LONDON/WASHINGTON (Reuters) -Wall Street opened higher on Tuesday and bond yields continued to swing upward as Russia’s invasion of Ukraine weighed on global growth expectations and looming Fed tightening kept investors on edge.

The International Monetary Fund slashed its forecast for global economic growth by nearly a full percentage point on Tuesday morning, citing “seismic waves” from Russia’s invasion and the “clear and present danger” of inflation in many countries.

Investors were also preparing for the next barrage of company earnings that will help them assess the impact of the Ukraine war and a spike in inflation.

Heineken, Nestle and Renault report out of Europe this week. Netflix, Tesla and Verizon are scheduled to report this week from the United States.

Buoyed by good earnings reports out of the financial sector in recent days, Wall Street opened on Tuesday higher after a choppy trading day on Monday.

The Dow Jones Industrial Average rose 266.7 points, or 0.78%, the S&P 500 gained 0.67% and the Nasdaq Composite added 0.5% in early trading.

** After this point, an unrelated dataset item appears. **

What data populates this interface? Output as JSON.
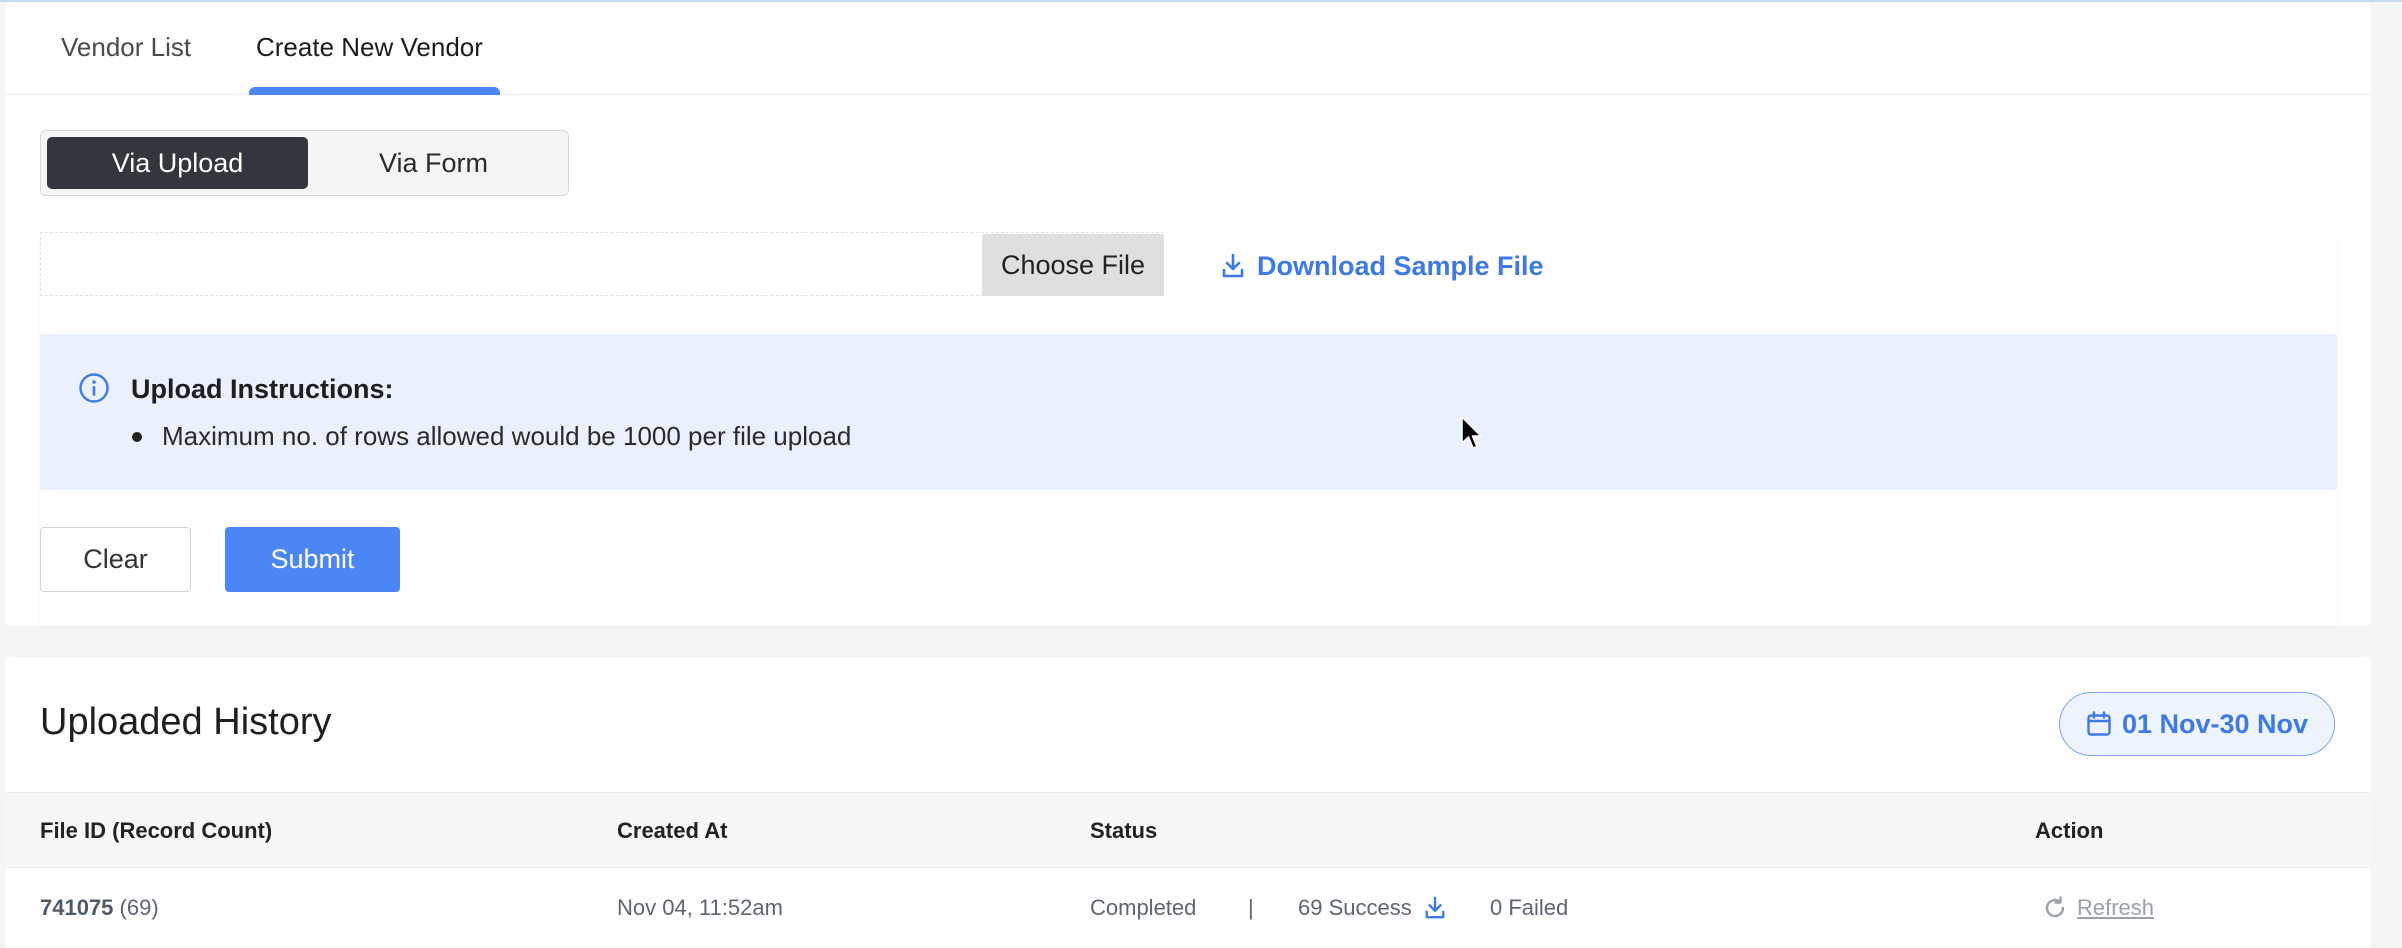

The MSCI world equity index, which tracks shares in 50 countries, up 1.5%.

Yields on 10-year U.S. inflation linked bonds held near the two-year highs they reached on Monday, and are within touching distance of turning positive for the first time since the onset of the COVID-19 pandemic.

Equity investors had been reassured by the fact that, when stripping out the effects of inflation, bond yields had been deep in negative territory, but that looks set to end.

The Federal Reserve looks all but certain to raise its interest rate by 50 basis points when it meets next month and a 75 basis point hike has not been ruled out.

St. Louis Federal Reserve President James Bullard repeated his case for raising rates to 3.5% by the year-end on Monday, adding a 75 basis point hike should not be discounted, although this was not his base case.

“I think that’s a good reminder for markets that that is actually possible but he is known for his hawkish views so you do have to take that into account as well,” said Baylee Wakefield, multi-asset portfolio manager at Aviva Investors.

The dollar index rose above 101 for the first time since March 2020, as the greenback hit a 20-year high against the yen and tested a two-year peak on the euro, amid higher U.S. Treasury yields.

The benchmark 10-year Treasury yield was last at 2.9264%, hitting its highest levels in three years. The 30-year U.S. Treasury yield rose above 3.0% for the first time since early 2019.

Oil prices fell after floating near their highest since mid-March amid global supply concerns after Libya was forced to halt some oil exports.

Brent crude futures were last down 3.68% at $109.02 a barrel. U.S. crude futures were down 3,86% at $104.03 a barrel.

Gold prices were lower after coming close to reaching $2,000 an ounce during Monday’s session. Spot gold was last at $1,963.70 an ounce.

(Reporting by Samuel Indyk and Elizabeth Howcroft in London and Pete Schroeder in WashingtonEditing by Mark Potter, Will Dunham and Barbara Lewis)